Over the last 100 days, the Kwibuka or Remembrance Flame has been on a nationwide tour, traversing all the country’s 30 districts – ahead of today’s 20th anniversary of the 1994 Genocide against the Tutsi.
I was honoured to cover the entire tour for The New Times.
They share a sense of optimism that the country’s future holds the best for every Rwanda, particularly younger folks.
Among the main achievements cited is the government’s ability to come up with strategies that enabled the perpetrators and victims to reconcile and work together.
From the north to south, east to west, there is also a general feeling that hard work and team work will lead to much more success in the future.
From the mountainous western and northern regions to the valleys and low-lands of the east and bustling streets of Kigali, the Kwibuka (Remembrance) Flame seemed to inspire Rwandans to use the lessons learnt both during and after the Genocide to build a brighter future.
Almost every stop attracted thousands of residents – in some cases people climbed trees to follow the proceedings. Along our countrywide tour there were moments of heavy emotions triggered by bitter memories of the killings, but also genuine appreciation for acts of heroism by the Rwanda Patriotic Front (RPF) liberators and, in some cases, ordinary unarmed Rwandans who put their own lives on the line to save others.
I heard some of the most chilling tales of the massacre of the Tutsi. In some cases, survivors struggled to describe the pain they were subjected to in the terrible events of 1994. It was indescribable.
Such was the case when survivors in Ruhango’s Kinazi Sector narrated how the most vicious elements among the Interahamwe militia ate the flesh of their victims, or in Nyarubuye, Kirehe, where survivors spoke of killers drinking human blood.
In other areas, Tutsi were put under the same structure and burnt alive, according to testimonies. Others were hunted with dogs and their bodies fed to the animals. Women suffered the brunt of the Rwanda tragedy.
Testimonies about gang rapes, sticks and arrows that were shoved into the private parts of helpless women, and children who were struck against walls – including at places of worship, such as in Ntarama Catholic Church in Bugesera – were commonplace. Even the mentally-ill Tutsi were not spared, witnesses said.
It is clear that the genocidal regime and its machine were determined not just to exterminate the Tutsi but to do so in the most brutal of ways. Yet we also heard rare testimonies of heroism and inspiring stories; tales of courageous ordinary people who risked their lives to save the Tutsi.

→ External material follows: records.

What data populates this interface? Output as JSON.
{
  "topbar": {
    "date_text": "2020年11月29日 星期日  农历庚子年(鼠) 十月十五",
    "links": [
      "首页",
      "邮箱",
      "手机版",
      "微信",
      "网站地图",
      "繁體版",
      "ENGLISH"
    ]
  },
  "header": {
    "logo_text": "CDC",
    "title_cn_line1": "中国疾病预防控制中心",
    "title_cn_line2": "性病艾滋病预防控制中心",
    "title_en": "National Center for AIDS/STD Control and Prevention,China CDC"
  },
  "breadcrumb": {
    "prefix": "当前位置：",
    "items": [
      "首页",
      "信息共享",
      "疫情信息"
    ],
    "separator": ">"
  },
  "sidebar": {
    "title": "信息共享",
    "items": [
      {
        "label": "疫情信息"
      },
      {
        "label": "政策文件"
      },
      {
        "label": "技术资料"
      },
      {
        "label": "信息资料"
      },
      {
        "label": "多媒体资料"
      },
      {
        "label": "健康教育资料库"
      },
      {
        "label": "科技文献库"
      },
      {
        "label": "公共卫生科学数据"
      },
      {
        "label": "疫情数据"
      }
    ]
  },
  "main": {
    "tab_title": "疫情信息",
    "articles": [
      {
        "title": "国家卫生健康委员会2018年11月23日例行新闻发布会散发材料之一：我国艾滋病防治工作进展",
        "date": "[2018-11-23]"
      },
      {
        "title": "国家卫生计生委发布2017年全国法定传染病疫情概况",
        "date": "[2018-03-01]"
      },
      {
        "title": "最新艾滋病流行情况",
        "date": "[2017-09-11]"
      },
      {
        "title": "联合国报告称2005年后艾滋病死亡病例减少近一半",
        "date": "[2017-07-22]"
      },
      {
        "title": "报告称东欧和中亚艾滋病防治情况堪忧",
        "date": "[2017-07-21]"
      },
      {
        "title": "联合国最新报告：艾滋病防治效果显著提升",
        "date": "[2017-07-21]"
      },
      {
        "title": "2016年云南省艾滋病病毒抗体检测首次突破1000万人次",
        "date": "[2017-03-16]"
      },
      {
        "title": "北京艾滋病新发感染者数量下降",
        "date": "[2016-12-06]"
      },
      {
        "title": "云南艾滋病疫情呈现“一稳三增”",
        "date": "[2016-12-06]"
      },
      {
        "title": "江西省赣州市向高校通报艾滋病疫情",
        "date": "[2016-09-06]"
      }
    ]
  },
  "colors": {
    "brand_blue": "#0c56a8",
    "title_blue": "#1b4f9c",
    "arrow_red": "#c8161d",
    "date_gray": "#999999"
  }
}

They are the unsung heroes of our recent history. Most of them live among us. But this is a grateful society; people who saved even a single life during the Genocide are deeply appreciated. I saw it on the Kwibuka Flame tour.
In Nyabihu, one of such people, Jean Bosco Ndagijimana, saved the lives of at least 15 Tutsi, by bravely helping them to escape from tormentors and cross over the border into DR Congo. It was an emotional moment when some of those he saved joined him on stage.
One of the survivors is now his in-law after he married Ndagijimana’s sister following the Genocide. The survivors also spoke of their high regard and a deep sense of gratitude for the men and women that belonged to the Rwanda Patriotic Army (RPA), the former armed wing of the RPF that single-handedly brought an end to the Genocide against the Tutsi – against all odds.
We also witnessed how survivors have since rebuilt their lives, from nothing, and are now people others in their communities look up to. Yet we also met those who are still struggling even as they remain hopeful they will also turn a corner. Most of them are elderly widows. There were also many success stories of reconciliation.
In most cases, there are stories beyond human understanding. It’s not an everyday story to hear that someone who survived genocide only 20 years ago gets married to a son or daughter of the same person who killed their parents! But that is what is happening today – across Rwanda.
There were also many success stories of reconciliation. In most cases, there are stories beyond human understanding. It’s not an everyday story to hear that someone who survived genocide only 20 years ago gets married to a son or daughter of the same person who killed their parents! But that is what is happening today – across Rwanda.
The people of Rwanda want to continue enjoying the prevailing peace and security and stability. Should these ingredients remain intact, they say, everything else will fall into place, especially with the trustworthy leadership at the top.
During the Kwibuka Flame Tour, many people also spoke of the fact that the future of this country rests on the shoulders of the younger compatriots, whom they said needed to rise up to the occasion and uphold the country’s aspirations.
And it seems the youth are ready to take up the mantle. Sabin Rwema, a secondary school student in the southern district of Nyamagabe, put it aptly.
“As young people, we have a responsibility to safeguard the country’s achievements and ensure that they are never destroyed. We must continue to work together and actively contribute towards building a nation free from any discriminative tendencies. We should be in position to defend this country, to protect its gains over the years, that’s something we should never compromise on.
“The country has gone through terrible times, and the onus is on the young people to ensure that that ugly past remains in the annals of history.”